The Speculation Surrounding Bringing Batgirl to the Big Screen
While it’s not official, you’ve likely heard by now that The Avengers and Avengers: Age of Ultron director Joss Whedon might be writing, directing and producing a stand-alone Batgirl film. This was some major film news last week, and it’s got plenty of people very excited.
Whedon’s role in helping Marvel realize their Avenger dreams cannot be understated, nor would his heading over to the DC Comics Cinematic Universe to mastermind a Batgirl adaptation. Whedon’s chops go back to well before Avengers; his Buffy the Vampire Slayer TV series set the bar for a female-led action series, and he’s also got the female-led Dollhouse on his resume (and as every sci-fi fan knows, Whedon was the man behind the short-lived but much adored Firefly.)
If Whedon does indeed tackle Batgirl, the question for many people is from which DC comics will he draw inspiration. Slashfilm’s Jamie Righetti writes that the scuttlebutt (from EW’s Anthony Breznican) is that the film will be based on the 1967 comic “The Million Dollar Debut of Batgirl,” which sees Commissioner Gordon’s daughter, Barbara, taking on the cape, but would also look to Gail Simone’s run during DC’s recent series, “The New 52” as an inspiration. Righetti picks out five other titles that she thinks should influence Whedon, including Scotty Beatty and Chuck Dixon’s “Batgirl: Year One,” Gail Simone’s “Batgirl Vol. 4: Wanted,” and Kelley Puckett’s “Legends of the DC Universe #10-11 ‘Folie a Deux.’”
As for who should play Batgirl, there’s already plenty of opinion out there. Forbes has picked 10 potential actresses who could be great in the role. If the story follows a younger Batgirl, the choices include Hailee Steinfield, Angourie Rice and Anya Taylor-Joy. For a young adult, the suggestions include Alicia Vikander and Zoë Kravitz.
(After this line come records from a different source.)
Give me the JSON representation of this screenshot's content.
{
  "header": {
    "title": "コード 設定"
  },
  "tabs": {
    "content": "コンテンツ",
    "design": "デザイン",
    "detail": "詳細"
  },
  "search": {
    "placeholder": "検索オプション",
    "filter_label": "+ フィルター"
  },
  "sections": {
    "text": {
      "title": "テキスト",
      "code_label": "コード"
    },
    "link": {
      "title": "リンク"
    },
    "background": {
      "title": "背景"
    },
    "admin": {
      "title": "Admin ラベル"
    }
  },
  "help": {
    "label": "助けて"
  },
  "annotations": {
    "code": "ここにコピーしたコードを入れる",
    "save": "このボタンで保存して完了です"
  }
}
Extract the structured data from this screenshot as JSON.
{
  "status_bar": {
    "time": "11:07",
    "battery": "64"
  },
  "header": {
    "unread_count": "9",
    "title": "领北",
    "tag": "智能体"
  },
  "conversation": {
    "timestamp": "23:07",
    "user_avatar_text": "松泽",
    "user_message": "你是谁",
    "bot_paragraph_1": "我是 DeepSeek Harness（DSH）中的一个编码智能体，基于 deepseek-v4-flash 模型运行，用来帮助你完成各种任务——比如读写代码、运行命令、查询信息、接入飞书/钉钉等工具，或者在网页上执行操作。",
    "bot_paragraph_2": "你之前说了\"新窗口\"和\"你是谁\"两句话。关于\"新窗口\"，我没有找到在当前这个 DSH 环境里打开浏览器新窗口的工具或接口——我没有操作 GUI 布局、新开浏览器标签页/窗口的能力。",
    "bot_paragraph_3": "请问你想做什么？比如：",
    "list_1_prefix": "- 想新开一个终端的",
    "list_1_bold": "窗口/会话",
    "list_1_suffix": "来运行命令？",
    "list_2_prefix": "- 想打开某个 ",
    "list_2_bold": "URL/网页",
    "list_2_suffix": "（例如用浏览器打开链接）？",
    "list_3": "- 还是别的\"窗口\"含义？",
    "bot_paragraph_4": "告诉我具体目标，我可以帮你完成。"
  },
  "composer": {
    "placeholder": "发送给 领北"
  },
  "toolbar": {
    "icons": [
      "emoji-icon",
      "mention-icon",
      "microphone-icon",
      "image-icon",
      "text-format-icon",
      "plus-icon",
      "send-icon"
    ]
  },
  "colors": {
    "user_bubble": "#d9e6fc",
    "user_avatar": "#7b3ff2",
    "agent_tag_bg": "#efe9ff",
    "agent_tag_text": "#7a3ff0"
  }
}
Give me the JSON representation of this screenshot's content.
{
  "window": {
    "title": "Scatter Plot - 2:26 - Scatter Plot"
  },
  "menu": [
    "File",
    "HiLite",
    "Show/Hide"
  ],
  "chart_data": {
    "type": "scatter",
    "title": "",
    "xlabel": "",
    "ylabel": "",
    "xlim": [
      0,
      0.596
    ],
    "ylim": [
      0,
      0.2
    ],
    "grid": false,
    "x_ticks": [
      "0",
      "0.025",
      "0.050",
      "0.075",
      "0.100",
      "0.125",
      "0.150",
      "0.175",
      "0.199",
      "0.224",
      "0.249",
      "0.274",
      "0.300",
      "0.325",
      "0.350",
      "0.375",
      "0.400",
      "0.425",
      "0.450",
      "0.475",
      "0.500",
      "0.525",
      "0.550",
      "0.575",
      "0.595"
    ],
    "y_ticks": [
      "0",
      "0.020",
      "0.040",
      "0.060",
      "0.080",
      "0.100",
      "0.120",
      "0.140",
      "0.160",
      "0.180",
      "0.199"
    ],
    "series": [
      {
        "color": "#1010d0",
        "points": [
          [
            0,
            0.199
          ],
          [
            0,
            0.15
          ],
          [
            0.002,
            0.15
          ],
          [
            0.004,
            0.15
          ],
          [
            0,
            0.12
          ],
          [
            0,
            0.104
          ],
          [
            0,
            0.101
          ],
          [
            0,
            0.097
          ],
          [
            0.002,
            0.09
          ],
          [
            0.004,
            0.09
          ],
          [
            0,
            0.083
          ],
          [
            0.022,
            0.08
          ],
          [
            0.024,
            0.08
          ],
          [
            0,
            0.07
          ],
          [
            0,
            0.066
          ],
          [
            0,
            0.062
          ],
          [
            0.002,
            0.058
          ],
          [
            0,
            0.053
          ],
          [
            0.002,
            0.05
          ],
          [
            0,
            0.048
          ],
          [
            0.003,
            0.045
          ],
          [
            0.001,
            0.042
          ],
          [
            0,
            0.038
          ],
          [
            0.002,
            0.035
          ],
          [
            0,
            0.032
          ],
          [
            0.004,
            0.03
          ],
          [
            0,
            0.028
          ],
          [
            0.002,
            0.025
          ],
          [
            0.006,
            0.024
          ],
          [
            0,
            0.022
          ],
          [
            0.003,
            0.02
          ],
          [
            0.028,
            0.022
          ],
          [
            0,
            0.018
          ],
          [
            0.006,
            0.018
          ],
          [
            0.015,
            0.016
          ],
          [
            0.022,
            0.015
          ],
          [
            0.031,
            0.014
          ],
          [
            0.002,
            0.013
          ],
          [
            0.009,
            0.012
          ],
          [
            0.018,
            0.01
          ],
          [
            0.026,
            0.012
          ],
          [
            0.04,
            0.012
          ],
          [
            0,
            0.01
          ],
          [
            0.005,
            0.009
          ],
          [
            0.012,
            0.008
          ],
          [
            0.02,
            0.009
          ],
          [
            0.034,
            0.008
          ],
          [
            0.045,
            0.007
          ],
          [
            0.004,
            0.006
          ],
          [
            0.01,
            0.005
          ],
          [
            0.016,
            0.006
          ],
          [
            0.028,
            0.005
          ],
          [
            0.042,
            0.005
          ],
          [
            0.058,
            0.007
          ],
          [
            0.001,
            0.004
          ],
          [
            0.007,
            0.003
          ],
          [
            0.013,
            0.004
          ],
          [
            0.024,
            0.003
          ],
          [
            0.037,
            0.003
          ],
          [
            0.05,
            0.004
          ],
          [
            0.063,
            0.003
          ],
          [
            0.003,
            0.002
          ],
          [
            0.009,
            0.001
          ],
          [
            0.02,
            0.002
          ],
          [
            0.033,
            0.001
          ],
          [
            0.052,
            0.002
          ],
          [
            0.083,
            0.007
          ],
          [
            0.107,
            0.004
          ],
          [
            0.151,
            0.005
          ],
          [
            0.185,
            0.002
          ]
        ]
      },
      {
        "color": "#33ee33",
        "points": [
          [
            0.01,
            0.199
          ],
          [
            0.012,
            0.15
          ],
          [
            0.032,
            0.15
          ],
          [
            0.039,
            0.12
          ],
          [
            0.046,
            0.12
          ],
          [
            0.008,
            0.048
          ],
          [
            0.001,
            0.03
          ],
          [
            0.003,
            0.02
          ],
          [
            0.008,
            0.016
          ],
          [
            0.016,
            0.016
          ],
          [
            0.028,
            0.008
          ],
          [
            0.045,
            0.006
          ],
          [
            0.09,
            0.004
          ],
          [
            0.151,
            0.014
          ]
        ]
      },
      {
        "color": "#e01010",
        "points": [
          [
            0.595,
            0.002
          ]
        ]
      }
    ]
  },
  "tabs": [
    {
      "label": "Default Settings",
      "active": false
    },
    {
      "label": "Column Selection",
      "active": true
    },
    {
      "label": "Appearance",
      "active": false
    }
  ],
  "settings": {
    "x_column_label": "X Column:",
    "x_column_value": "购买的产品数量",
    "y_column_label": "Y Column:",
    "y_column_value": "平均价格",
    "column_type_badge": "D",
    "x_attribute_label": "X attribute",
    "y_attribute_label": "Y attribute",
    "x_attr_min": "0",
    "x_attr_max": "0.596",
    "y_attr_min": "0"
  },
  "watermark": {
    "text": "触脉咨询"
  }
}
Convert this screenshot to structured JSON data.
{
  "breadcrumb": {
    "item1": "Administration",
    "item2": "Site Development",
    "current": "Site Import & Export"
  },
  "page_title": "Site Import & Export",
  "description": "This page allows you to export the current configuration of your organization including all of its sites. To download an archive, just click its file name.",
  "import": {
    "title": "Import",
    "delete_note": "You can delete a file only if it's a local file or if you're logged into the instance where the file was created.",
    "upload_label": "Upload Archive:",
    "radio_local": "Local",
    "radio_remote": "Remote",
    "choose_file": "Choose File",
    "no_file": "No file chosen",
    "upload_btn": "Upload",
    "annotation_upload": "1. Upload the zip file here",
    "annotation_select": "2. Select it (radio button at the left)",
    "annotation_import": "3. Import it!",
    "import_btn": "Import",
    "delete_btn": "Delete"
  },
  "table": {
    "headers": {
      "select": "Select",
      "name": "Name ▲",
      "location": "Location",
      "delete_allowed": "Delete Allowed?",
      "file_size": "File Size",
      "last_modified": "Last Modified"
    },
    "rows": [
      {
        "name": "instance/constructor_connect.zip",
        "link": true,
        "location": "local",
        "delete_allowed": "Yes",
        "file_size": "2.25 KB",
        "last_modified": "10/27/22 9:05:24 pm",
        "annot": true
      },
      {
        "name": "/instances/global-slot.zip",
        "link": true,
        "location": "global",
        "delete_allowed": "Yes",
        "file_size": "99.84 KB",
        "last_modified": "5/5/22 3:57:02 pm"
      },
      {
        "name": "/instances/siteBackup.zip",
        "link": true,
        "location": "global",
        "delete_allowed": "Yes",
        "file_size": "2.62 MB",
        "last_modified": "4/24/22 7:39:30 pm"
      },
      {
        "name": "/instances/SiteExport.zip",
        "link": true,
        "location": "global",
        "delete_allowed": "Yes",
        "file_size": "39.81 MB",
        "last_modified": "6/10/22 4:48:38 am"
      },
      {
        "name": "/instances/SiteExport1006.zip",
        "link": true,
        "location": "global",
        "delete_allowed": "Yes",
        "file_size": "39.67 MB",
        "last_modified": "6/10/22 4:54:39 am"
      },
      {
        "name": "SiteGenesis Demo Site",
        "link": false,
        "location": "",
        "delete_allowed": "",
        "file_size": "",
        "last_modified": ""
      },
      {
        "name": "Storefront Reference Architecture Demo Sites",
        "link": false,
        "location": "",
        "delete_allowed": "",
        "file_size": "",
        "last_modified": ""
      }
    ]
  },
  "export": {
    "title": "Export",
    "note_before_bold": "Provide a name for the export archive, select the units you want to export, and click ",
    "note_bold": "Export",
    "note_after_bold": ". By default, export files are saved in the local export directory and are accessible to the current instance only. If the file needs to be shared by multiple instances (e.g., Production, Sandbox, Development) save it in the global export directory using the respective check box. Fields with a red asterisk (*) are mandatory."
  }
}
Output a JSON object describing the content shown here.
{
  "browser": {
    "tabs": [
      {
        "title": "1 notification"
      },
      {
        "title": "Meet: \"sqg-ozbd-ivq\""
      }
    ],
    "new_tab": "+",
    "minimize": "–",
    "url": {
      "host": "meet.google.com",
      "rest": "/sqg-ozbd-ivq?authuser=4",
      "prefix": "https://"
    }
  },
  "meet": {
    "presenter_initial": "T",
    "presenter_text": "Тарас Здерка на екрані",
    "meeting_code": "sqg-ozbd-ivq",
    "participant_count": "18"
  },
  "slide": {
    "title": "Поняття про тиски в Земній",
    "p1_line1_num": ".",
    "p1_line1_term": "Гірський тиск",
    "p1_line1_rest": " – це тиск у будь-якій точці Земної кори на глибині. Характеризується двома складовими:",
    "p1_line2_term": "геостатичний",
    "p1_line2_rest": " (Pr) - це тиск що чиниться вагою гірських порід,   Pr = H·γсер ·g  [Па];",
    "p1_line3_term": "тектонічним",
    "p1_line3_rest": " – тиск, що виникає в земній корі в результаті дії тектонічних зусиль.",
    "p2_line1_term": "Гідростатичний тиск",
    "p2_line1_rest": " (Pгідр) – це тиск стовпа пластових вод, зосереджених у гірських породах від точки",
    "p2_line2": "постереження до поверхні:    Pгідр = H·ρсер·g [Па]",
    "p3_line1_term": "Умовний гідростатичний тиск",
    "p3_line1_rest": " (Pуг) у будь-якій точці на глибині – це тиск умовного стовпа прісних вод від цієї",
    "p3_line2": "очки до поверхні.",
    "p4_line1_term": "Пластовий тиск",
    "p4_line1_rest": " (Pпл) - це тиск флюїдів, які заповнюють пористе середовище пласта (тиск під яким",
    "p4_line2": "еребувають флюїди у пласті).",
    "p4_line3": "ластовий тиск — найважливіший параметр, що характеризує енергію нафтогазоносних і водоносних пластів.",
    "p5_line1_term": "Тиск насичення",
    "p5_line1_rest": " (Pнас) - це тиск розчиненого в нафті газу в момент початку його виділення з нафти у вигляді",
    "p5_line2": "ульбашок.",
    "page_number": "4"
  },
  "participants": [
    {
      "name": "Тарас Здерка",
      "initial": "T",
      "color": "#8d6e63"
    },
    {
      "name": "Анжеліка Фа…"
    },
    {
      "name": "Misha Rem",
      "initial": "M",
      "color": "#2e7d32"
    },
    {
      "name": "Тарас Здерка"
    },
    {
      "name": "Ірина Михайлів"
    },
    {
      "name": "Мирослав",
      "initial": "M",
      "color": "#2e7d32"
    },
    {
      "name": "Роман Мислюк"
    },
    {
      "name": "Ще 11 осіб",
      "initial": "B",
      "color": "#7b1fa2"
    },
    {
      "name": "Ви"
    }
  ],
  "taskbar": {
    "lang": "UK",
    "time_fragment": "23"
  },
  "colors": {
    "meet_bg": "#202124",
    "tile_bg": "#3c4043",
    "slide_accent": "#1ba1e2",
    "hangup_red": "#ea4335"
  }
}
Finally, for a Batgirl in her 30s, the suggestions are Kristen Connolly and Summer Glau.
It’s very early in this process, but it’s never too early to start speculating on the perfect team to bring a comic book character to life, especially when that character will broaden the superhero genre to include another beloved female character.
Featured image: Batgirl, courtesy DC Comics.